We hear the stories everyday. Stories of weight loss and how it was achieved. The part of the story we don't usually here is that, for most people, keeping the weight off long-term is near impossible. Depending on your definition of "long-term" weight loss, only 3-28% of people manage to pull it off. After a year or two, the majority of people have regained what they lost. It may be easy to think that the people who regained the weight have returned to bad habits and are avoiding personal responsibility. But the fact is, that is not the case. That type of thinking just applies a stigma to weight, which helps no one! There has been a dramatic rise in obesity over the last 40 years and if weight gain could be linked to a personality trait or laziness, it wouldn't have boomed the way it has -- it would have remained steady throughout history. There are obviously other things happening. After a weight loss of 10% or more, the body develops ways to 'defend' that heavier weight. These biological shifts support weight regain. The hormone that makes you feel hungry, called ghrelin, actually increases after a dramatic weight loss while leptin, the hormone that makes you feel satisfied, takes a nose dive. Another thing that happens after weight loss is that your metabolism becomes much more efficient and you burn fewer calories both at rest and during exercise. As a species, humans have evolved to survive famine and scarcity. The problem is, the majority of us do not live in a famished world. Calories are cheap and they are VERY accessible. We are constantly surrounded by cues to eat unhealthy foods. People only have so much willpower. With these factors stacking against us, how are obese people ever expected to lose weight and keep it off? Here are some tips for lasting weight loss from Stacey C. Cahn, Ph.D., associate professor of clinical psychology at the Philadelphia College of Osteopathic Medicine (PCOM).
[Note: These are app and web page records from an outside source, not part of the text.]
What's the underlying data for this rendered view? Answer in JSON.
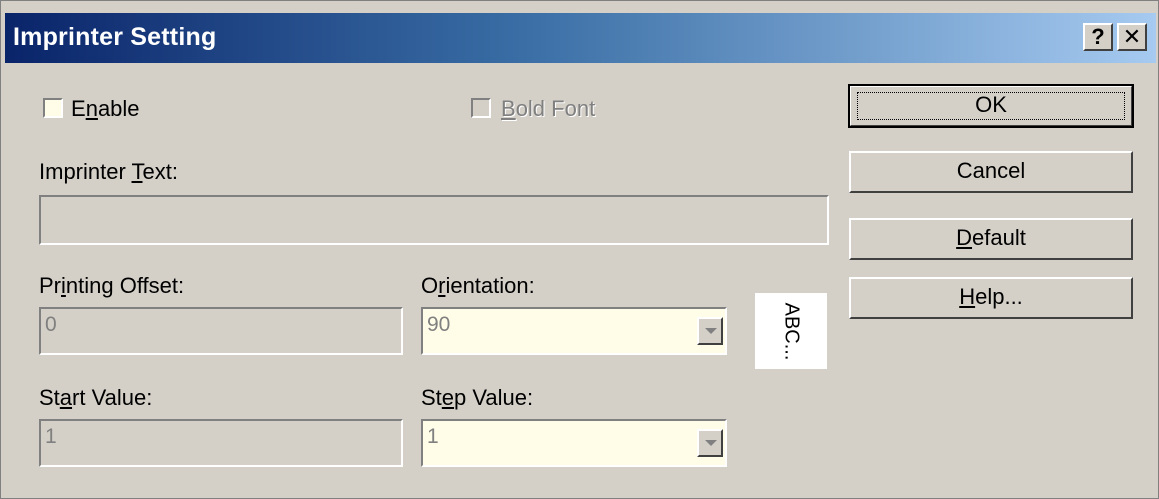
{
  "window": {
    "title": "Imprinter Setting",
    "help_button": "?",
    "close_button": "✕"
  },
  "enable": {
    "pre": "E",
    "key": "n",
    "post": "able",
    "checked": false
  },
  "bold_font": {
    "pre": "",
    "key": "B",
    "post": "old Font",
    "checked": false,
    "disabled": true
  },
  "imprinter_text": {
    "pre": "Imprinter ",
    "key": "T",
    "post": "ext:",
    "value": ""
  },
  "printing_offset": {
    "pre": "Pr",
    "key": "i",
    "post": "nting Offset:",
    "value": "0"
  },
  "orientation": {
    "pre": "O",
    "key": "r",
    "post": "ientation:",
    "value": "90",
    "preview": "ABC..."
  },
  "start_value": {
    "pre": "St",
    "key": "a",
    "post": "rt Value:",
    "value": "1"
  },
  "step_value": {
    "pre": "St",
    "key": "e",
    "post": "p Value:",
    "value": "1"
  },
  "buttons": {
    "ok": {
      "pre": "OK",
      "key": "",
      "post": ""
    },
    "cancel": {
      "pre": "Cancel",
      "key": "",
      "post": ""
    },
    "default": {
      "pre": "",
      "key": "D",
      "post": "efault"
    },
    "help": {
      "pre": "",
      "key": "H",
      "post": "elp..."
    }
  }
}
- Log what you eat. Doing this will help you make better food choices and eat less. If you don't want to be carrying around paper all day, try taking a picture of everything you eat with your smartphone. Keeping yourself accountable is the key.
- Consider joining a weight loss program, one with frequent, person to person contact.
- Limit added sugars, processed foods and artificial sweeteners whenever possible. They can be addictive and negatively impact your gut bacteria. For a healthy meal plan comprised of whole, real foods, check out the BodyRock Meal Plan!
- Exercise regularly and frequently. Doing so can help to offset the changes in metabolism that come with weight loss. Think about strength training. Building muscle is great for the metabolism and the more of it you have, the more calories you will burn. For over 80 hours of on demand workouts, check out SweatFlix℠!